Neil Diamond’s 50th anniversary tour stop at the Wells Fargo Center on Tuesday began with the 76-year-old indefatigable entertainer making an entrance as a montage of photos telling his life story was shown on a diamond-shaped video screen.
A news clip was heard about helicopters being shot down during the Vietnam War, young Neil grew into old Neil before our eyes, and we even got to see Mr. “Forever In Blue Jeans” in a tux, dancing with Princess Diana. Get ready baby boomers, it’s going to be a Neil Diamond concert!
Fifty is a nice round number, but Diamond has actually been around even longer. Both “Cherry Cherry,” which he opened with, and “Solitary Man,” which followed shortly, were hits in 1966, and before then the man who attended New York University on a fencing scholarship and would become the “Jewish Elvis,” started recording in 1962 as one half of an Everly Brothers-ish duo called “Neil and Jack.”
Along with penning sure-fire pop hits such as “I’m A Believer” for the Monkees — a highlight that got the crowd up and bopping — Diamond has recorded plenty of schmaltz in his career. That was epitomized on Tuesday by a three-song medley (“Be,” “Lonely Looking Sky,” and “Skybird”) from the soundtrack to the 1973 film of Richard Bach’s flighty novella Jonathan Living Seagull.
But latter-day Diamond has also enjoyed a renaissance as an entertainment institution appreciated both with a nod and a wink, and also as a belt-it-out singer who has continued to deliver his songs with gusto well past retirement age.
He’s had more than his share of cultural moments in the last few decades. Uma Thurman grooving to Urge Overkill’s version of Diamond’s “Girl, You’ll Be A Woman Soon” in Quentin Tarantino’s Pulp Fiction. Diamond playing himself in the 2001 comedy Saving Silverman. Career-reviving producer Rick Rubin giving Diamond the Johnny Cash treatment on two ’00s albums. And all those Boston Red Sox fans singing “Sweet Caroline” at Fenway Park.
Did all that result in Diamond drawing a young audience to the Wells Fargo? No. The crowd in South Philly was multigenerational. But while U2 two nights before brought out middle-aged rock fans and their children, Diamond’s fan base is middle-aged couples and their parents.
Diamond tours with an impressive band of 11 musicians, plus back up singing sisters Julia and Maxine Waters.
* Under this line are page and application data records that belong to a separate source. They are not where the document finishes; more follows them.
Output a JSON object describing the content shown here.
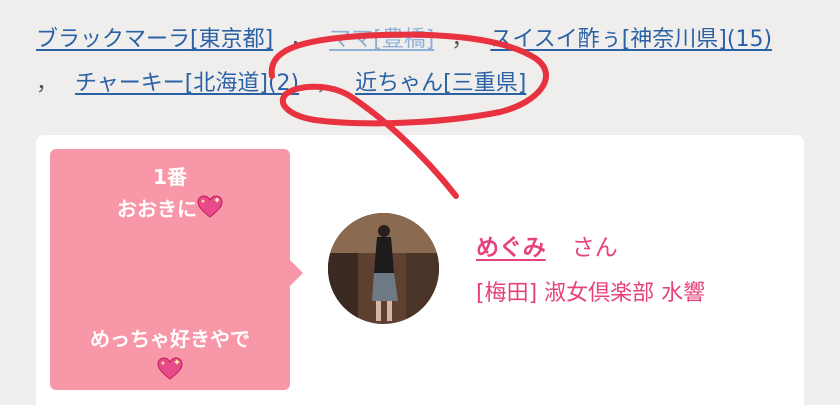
{
  "links": [
    "ブラックマーラ[東京都]",
    "ママ[豊橋]",
    "スイスイ酢ぅ[神奈川県](15)",
    "チャーキー[北海道](2)",
    "近ちゃん[三重県]"
  ],
  "separator": "，",
  "card": {
    "rank": "1番",
    "message_line1": "おおきに",
    "message_line2": "めっちゃ好きやで",
    "name": "めぐみ",
    "honorific": "さん",
    "shop": "[梅田] 淑女倶楽部 水響"
  },
  "icons": {
    "heart": "sparkling-heart-icon"
  },
  "colors": {
    "link": "#2b62a6",
    "pink": "#e6427e",
    "bubble": "#f797a8",
    "scribble": "#e8323f",
    "background": "#f0eeec"
  }
}
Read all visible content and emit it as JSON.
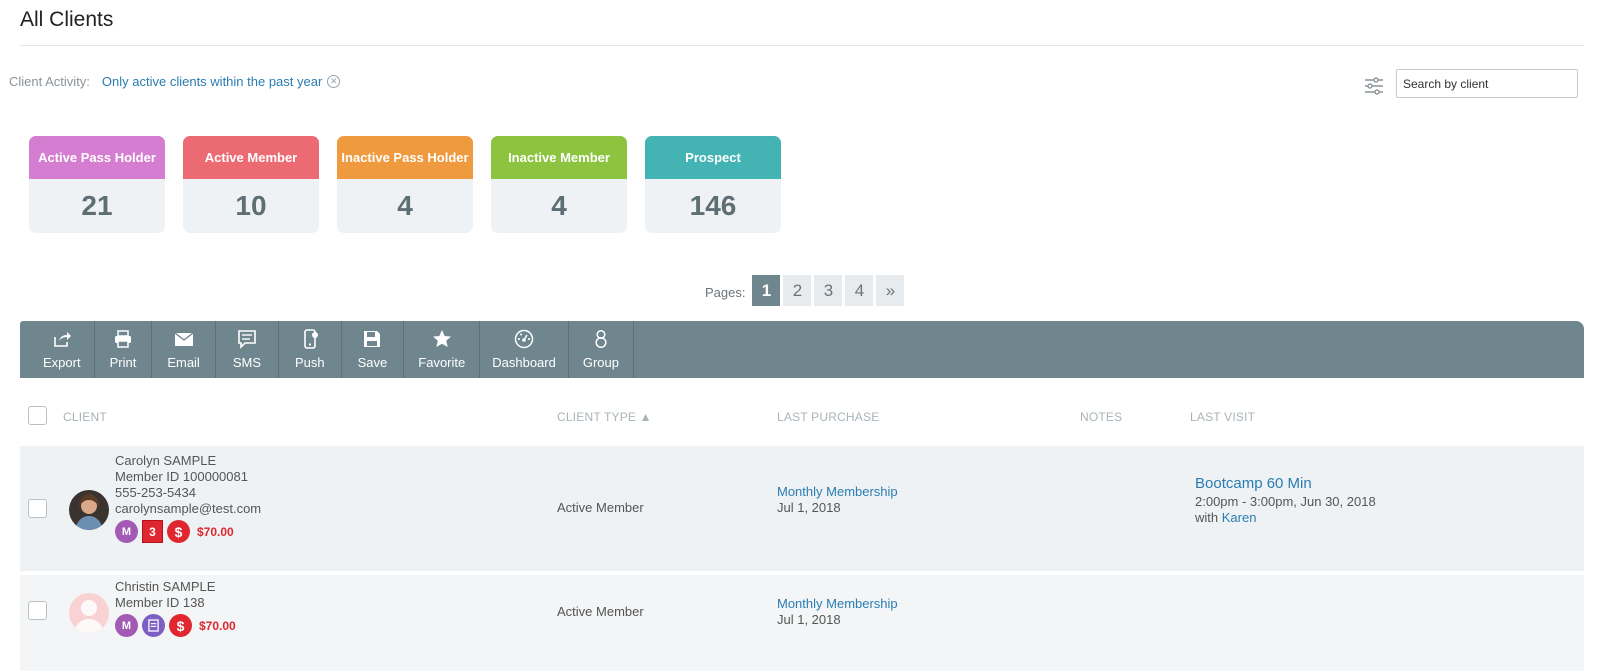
{
  "page": {
    "title": "All Clients"
  },
  "activity": {
    "label": "Client Activity:",
    "value": "Only active clients within the past year",
    "clear_icon": "close-circle-icon"
  },
  "search": {
    "placeholder": "Search by client",
    "filter_icon": "sliders-icon"
  },
  "cards": [
    {
      "label": "Active Pass Holder",
      "count": "21",
      "color": "#d57dd0"
    },
    {
      "label": "Active Member",
      "count": "10",
      "color": "#ec6a72"
    },
    {
      "label": "Inactive Pass Holder",
      "count": "4",
      "color": "#ef9a3e"
    },
    {
      "label": "Inactive Member",
      "count": "4",
      "color": "#8cc43f"
    },
    {
      "label": "Prospect",
      "count": "146",
      "color": "#43b3b3"
    }
  ],
  "pager": {
    "label": "Pages:",
    "pages": [
      "1",
      "2",
      "3",
      "4"
    ],
    "next": "»",
    "current": "1"
  },
  "toolbar": [
    {
      "label": "Export",
      "icon": "export-icon"
    },
    {
      "label": "Print",
      "icon": "print-icon"
    },
    {
      "label": "Email",
      "icon": "email-icon"
    },
    {
      "label": "SMS",
      "icon": "sms-icon"
    },
    {
      "label": "Push",
      "icon": "push-icon"
    },
    {
      "label": "Save",
      "icon": "save-icon"
    },
    {
      "label": "Favorite",
      "icon": "star-icon"
    },
    {
      "label": "Dashboard",
      "icon": "dashboard-icon"
    },
    {
      "label": "Group",
      "icon": "group-icon"
    }
  ],
  "table": {
    "columns": {
      "client": "CLIENT",
      "client_type": "CLIENT TYPE ▲",
      "last_purchase": "LAST PURCHASE",
      "notes": "NOTES",
      "last_visit": "LAST VISIT"
    },
    "rows": [
      {
        "name": "Carolyn SAMPLE",
        "member_id": "Member ID 100000081",
        "phone": "555-253-5434",
        "email": "carolynsample@test.com",
        "badge_m": "M",
        "badge_count": "3",
        "badge_dollar": "$",
        "balance": "$70.00",
        "client_type": "Active Member",
        "purchase_name": "Monthly Membership",
        "purchase_date": "Jul 1, 2018",
        "visit_title": "Bootcamp 60 Min",
        "visit_time": "2:00pm - 3:00pm, Jun 30, 2018",
        "visit_with": "with",
        "visit_instructor": "Karen"
      },
      {
        "name": "Christin SAMPLE",
        "member_id": "Member ID 138",
        "badge_m": "M",
        "badge_dollar": "$",
        "balance": "$70.00",
        "client_type": "Active Member",
        "purchase_name": "Monthly Membership",
        "purchase_date": "Jul 1, 2018"
      }
    ]
  }
}
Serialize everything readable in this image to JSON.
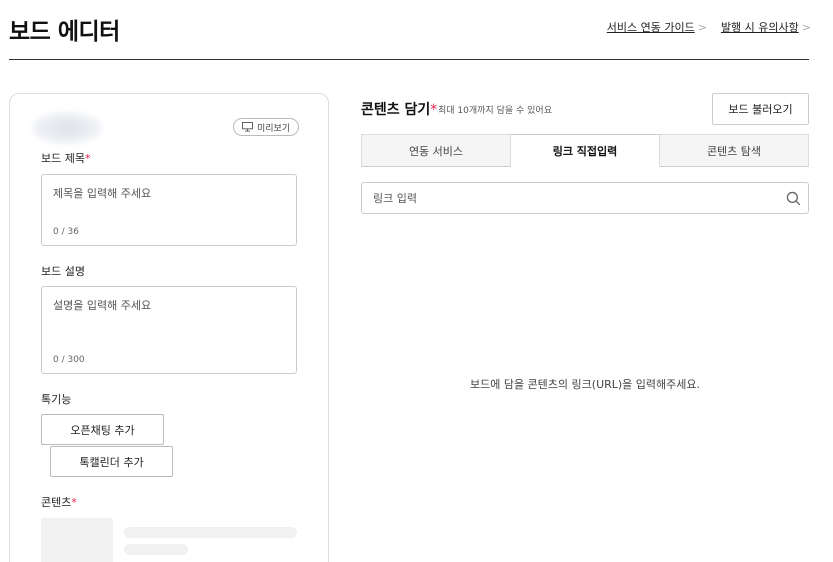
{
  "header": {
    "title": "보드 에디터",
    "links": [
      {
        "label": "서비스 연동 가이드",
        "chevron": ">"
      },
      {
        "label": "발행 시 유의사항",
        "chevron": ">"
      }
    ]
  },
  "left": {
    "preview_label": "미리보기",
    "title_field": {
      "label": "보드 제목",
      "required": "*",
      "placeholder": "제목을 입력해 주세요",
      "count": "0 / 36"
    },
    "desc_field": {
      "label": "보드 설명",
      "placeholder": "설명을 입력해 주세요",
      "count": "0 / 300"
    },
    "features": {
      "label": "톡기능",
      "open_chat_btn": "오픈채팅 추가",
      "calendar_btn": "톡캘린더 추가"
    },
    "contents": {
      "label": "콘텐츠",
      "required": "*"
    }
  },
  "right": {
    "title": "콘텐츠 담기",
    "required": "*",
    "hint": "최대 10개까지 담을 수 있어요",
    "load_btn": "보드 불러오기",
    "tabs": [
      {
        "label": "연동 서비스",
        "active": false
      },
      {
        "label": "링크 직접입력",
        "active": true
      },
      {
        "label": "콘텐츠 탐색",
        "active": false
      }
    ],
    "link_input": {
      "placeholder": "링크 입력",
      "value": ""
    },
    "empty_message": "보드에 담을 콘텐츠의 링크(URL)을 입력해주세요."
  },
  "colors": {
    "required": "#e0224b",
    "border": "#cccccc",
    "tab_inactive_bg": "#f5f5f5"
  }
}
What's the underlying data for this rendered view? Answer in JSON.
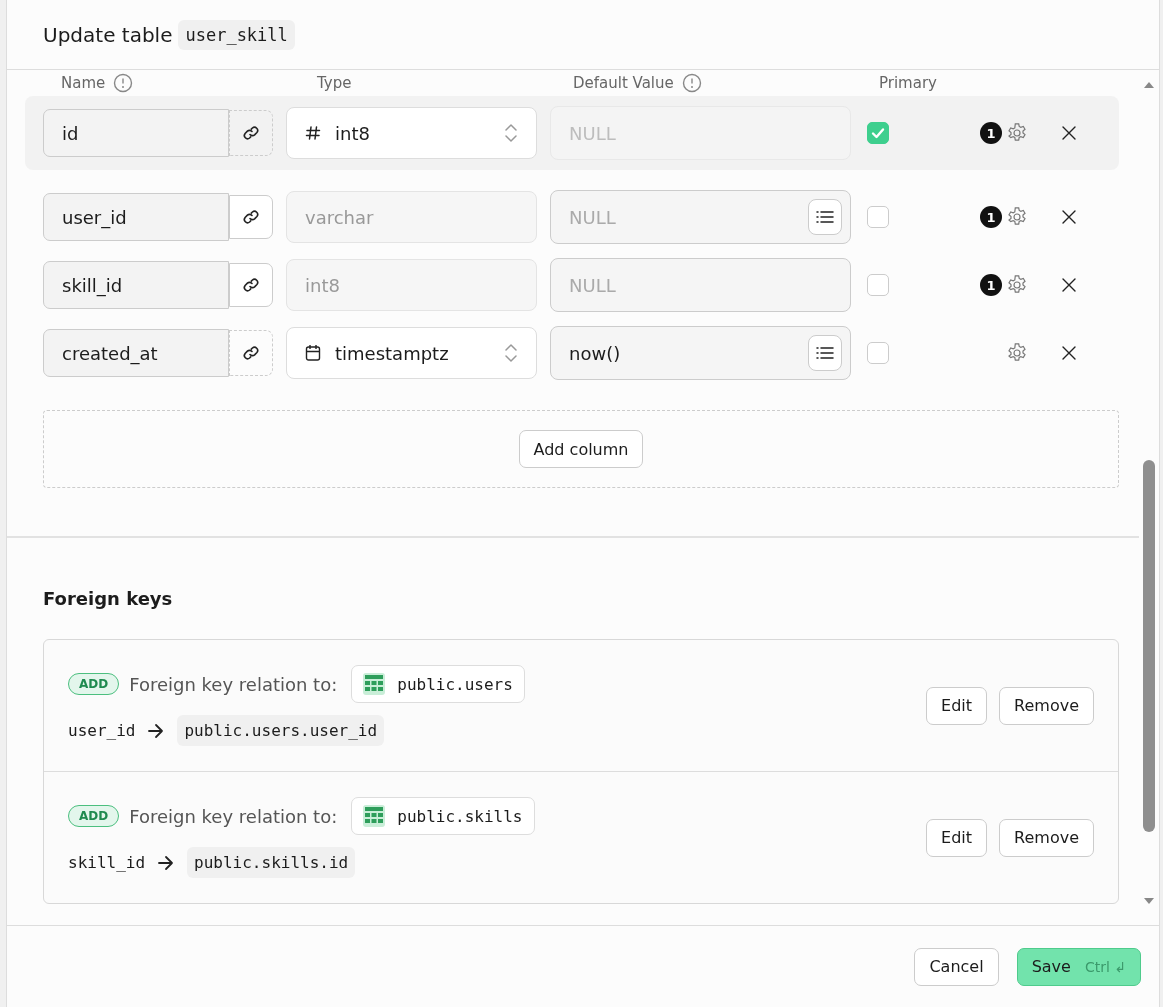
{
  "dialog": {
    "title": "Update table",
    "table_name": "user_skill"
  },
  "column_headers": [
    {
      "label": "Name",
      "help": true
    },
    {
      "label": "Type",
      "help": false
    },
    {
      "label": "Default Value",
      "help": true
    },
    {
      "label": "Primary",
      "help": false
    }
  ],
  "columns": [
    {
      "name": "id",
      "linked": false,
      "highlighted": true,
      "type": {
        "value": "int8",
        "editable": true,
        "kind": "number"
      },
      "default": {
        "placeholder": "NULL",
        "disabled": true,
        "menu": false
      },
      "primary": true,
      "badge": "1"
    },
    {
      "name": "user_id",
      "linked": true,
      "highlighted": false,
      "type": {
        "value": "varchar",
        "editable": false,
        "kind": "text"
      },
      "default": {
        "placeholder": "NULL",
        "disabled": false,
        "menu": true
      },
      "primary": false,
      "badge": "1"
    },
    {
      "name": "skill_id",
      "linked": true,
      "highlighted": false,
      "type": {
        "value": "int8",
        "editable": false,
        "kind": "text"
      },
      "default": {
        "placeholder": "NULL",
        "disabled": false,
        "menu": false
      },
      "primary": false,
      "badge": "1"
    },
    {
      "name": "created_at",
      "linked": false,
      "highlighted": false,
      "type": {
        "value": "timestamptz",
        "editable": true,
        "kind": "date"
      },
      "default": {
        "value": "now()",
        "disabled": false,
        "menu": true
      },
      "primary": false
    }
  ],
  "add_column_button": "Add column",
  "foreign_keys": {
    "title": "Foreign keys",
    "items": [
      {
        "status": "ADD",
        "label": "Foreign key relation to:",
        "table": "public.users",
        "source": "user_id",
        "target": "public.users.user_id",
        "edit": "Edit",
        "remove": "Remove"
      },
      {
        "status": "ADD",
        "label": "Foreign key relation to:",
        "table": "public.skills",
        "source": "skill_id",
        "target": "public.skills.id",
        "edit": "Edit",
        "remove": "Remove"
      }
    ]
  },
  "footer": {
    "cancel": "Cancel",
    "save": "Save",
    "shortcut": "Ctrl ↲"
  }
}
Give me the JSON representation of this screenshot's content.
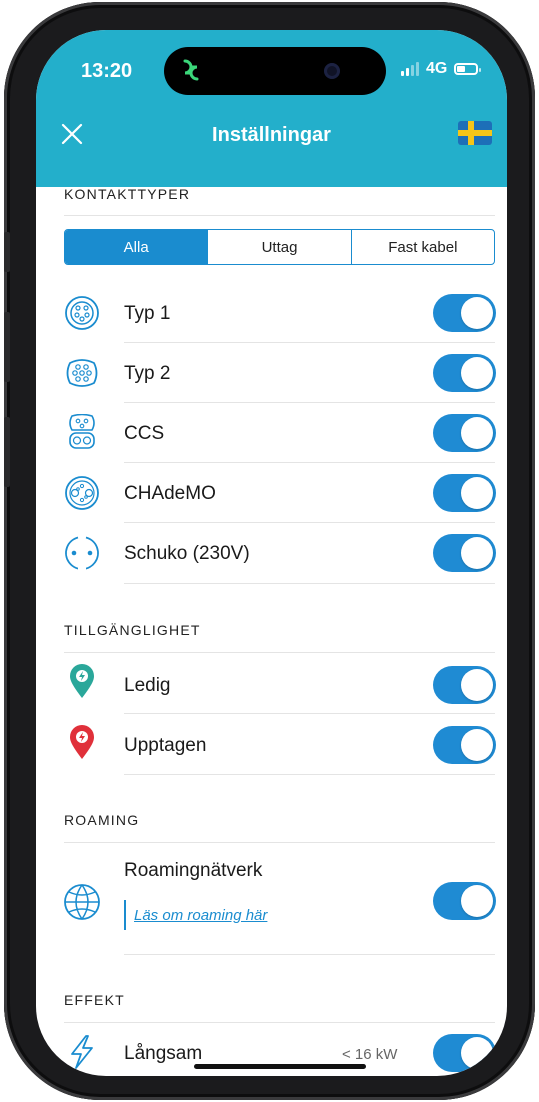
{
  "status": {
    "time": "13:20",
    "network": "4G"
  },
  "header": {
    "title": "Inställningar",
    "close_icon": "close-icon",
    "flag_icon": "sweden-flag-icon"
  },
  "colors": {
    "accent": "#23afcb",
    "toggle": "#1f8bd3",
    "segment": "#1a8ccf",
    "available": "#2aa79a",
    "occupied": "#e0303a"
  },
  "connector_types": {
    "heading": "KONTAKTTYPER",
    "segments": [
      {
        "label": "Alla",
        "active": true
      },
      {
        "label": "Uttag",
        "active": false
      },
      {
        "label": "Fast kabel",
        "active": false
      }
    ],
    "items": [
      {
        "label": "Typ 1",
        "icon": "type1-connector-icon",
        "enabled": true
      },
      {
        "label": "Typ 2",
        "icon": "type2-connector-icon",
        "enabled": true
      },
      {
        "label": "CCS",
        "icon": "ccs-connector-icon",
        "enabled": true
      },
      {
        "label": "CHAdeMO",
        "icon": "chademo-connector-icon",
        "enabled": true
      },
      {
        "label": "Schuko (230V)",
        "icon": "schuko-connector-icon",
        "enabled": true
      }
    ]
  },
  "availability": {
    "heading": "TILLGÄNGLIGHET",
    "items": [
      {
        "label": "Ledig",
        "icon": "available-pin-icon",
        "enabled": true
      },
      {
        "label": "Upptagen",
        "icon": "occupied-pin-icon",
        "enabled": true
      }
    ]
  },
  "roaming": {
    "heading": "ROAMING",
    "item": {
      "label": "Roamingnätverk",
      "icon": "globe-icon",
      "enabled": true
    },
    "link": "Läs om roaming här"
  },
  "power": {
    "heading": "EFFEKT",
    "items": [
      {
        "label": "Långsam",
        "value": "< 16 kW",
        "icon": "lightning-icon",
        "enabled": true
      }
    ]
  }
}
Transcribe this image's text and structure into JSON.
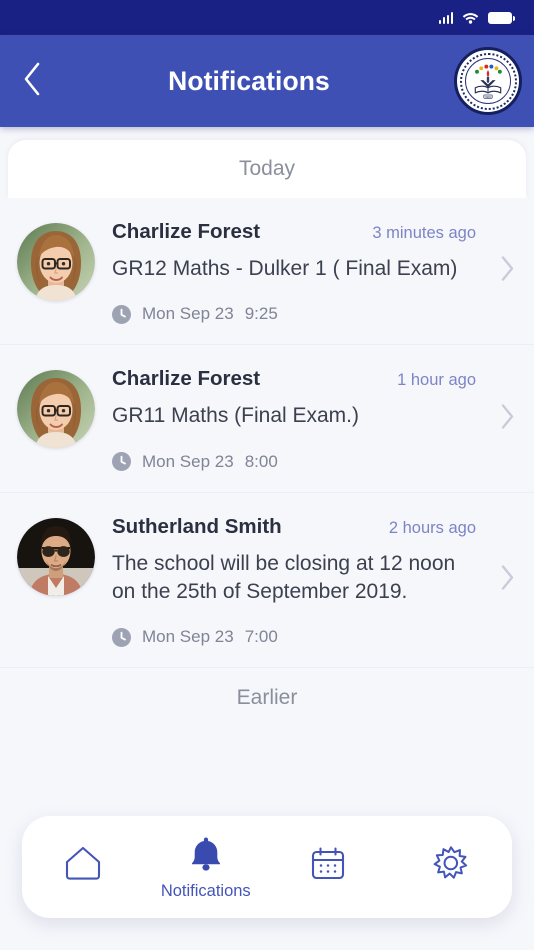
{
  "status_bar": {
    "signal_icon": "signal-bars-icon",
    "wifi_icon": "wifi-icon",
    "battery_icon": "battery-icon"
  },
  "header": {
    "back_icon": "back-chevron-icon",
    "title": "Notifications",
    "logo_icon": "school-crest-logo"
  },
  "colors": {
    "status_bar": "#1a2184",
    "header": "#3e50b4",
    "page_background": "#f6f7fb",
    "card": "#ffffff",
    "accent": "#3f51b5",
    "timestamp": "#7d84c6",
    "muted_text": "#7f8496",
    "chevron": "#c9ccd8"
  },
  "sections": [
    {
      "title": "Today"
    },
    {
      "title": "Earlier"
    }
  ],
  "notifications": [
    {
      "sender": "Charlize Forest",
      "ago": "3 minutes ago",
      "message": "GR12 Maths - Dulker 1 ( Final Exam)",
      "meta_icon": "clock-icon",
      "date": "Mon Sep 23",
      "time": "9:25",
      "chevron_icon": "chevron-right-icon",
      "avatar": "woman-with-glasses-avatar"
    },
    {
      "sender": "Charlize Forest",
      "ago": "1 hour ago",
      "message": "GR11 Maths (Final Exam.)",
      "meta_icon": "clock-icon",
      "date": "Mon Sep 23",
      "time": "8:00",
      "chevron_icon": "chevron-right-icon",
      "avatar": "woman-with-glasses-avatar"
    },
    {
      "sender": "Sutherland Smith",
      "ago": "2 hours ago",
      "message": "The school will be closing at 12 noon on the 25th of September 2019.",
      "meta_icon": "clock-icon",
      "date": "Mon Sep 23",
      "time": "7:00",
      "chevron_icon": "chevron-right-icon",
      "avatar": "man-with-sunglasses-avatar"
    }
  ],
  "bottom_nav": {
    "items": [
      {
        "icon": "home-icon",
        "label": "",
        "active": false
      },
      {
        "icon": "bell-icon",
        "label": "Notifications",
        "active": true
      },
      {
        "icon": "calendar-icon",
        "label": "",
        "active": false
      },
      {
        "icon": "settings-gear-icon",
        "label": "",
        "active": false
      }
    ]
  }
}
If you haven’t been with him for 40 plus years, you’re a short-timer. The ensemble got its own extended show case in “Jazz Time.” Each member also received a fond introduction, and solo spotlight, with the trumpeter rousing the crowd with the “Gonna Fly Now,” theme from Rocky. That Neil Diamond: He’s a mensch.
With the band on a four-tiered riser, casino-showroom style, Diamond worked the front of the stage, moving more carefully than on previous tours. His voice is in excellent shape, and rarely faltered. For most of the show, he just handled the mic, though he strummed an acoustic guitar down the stretch on songs such as “Crunchy Granola Suite” and “Holly Holy,” culled from his 1972 live album Hot August Night.
During “Red, Red Wine,” he sat cross-legged while making nice with ardent admirers at the lip of the stage, then joked “I don’t know if I can get up.” “Dry Your Eyes,” performed by Diamond with the Band during The Last Waltz, was done here as a tribute to terror victims in Manchester and London, and nicely turned. The show’s high point was “Brooklyn Roads,” a tenderly rendered nostalgic reverie, complete with Diamond family home movies.
Two hours and fifteen minutes in, the show closed with “America,” delivering a message of inclusion with the patriotic song from 1980s The Jazz Singer soundtrack also prominently featured in Cheech Marin’s 1987 comedy Born In East L.A. Diamond dedicated it to members of the military and his grandparents, lured to the U.S. by the promise of “freedom of speech and freedom of religion.” The stage turned red, white, and blue as the screens showed generations of immigrants arriving in pursuit of the American dream, as embodied by the star of your show, Mr. Neil Diamond.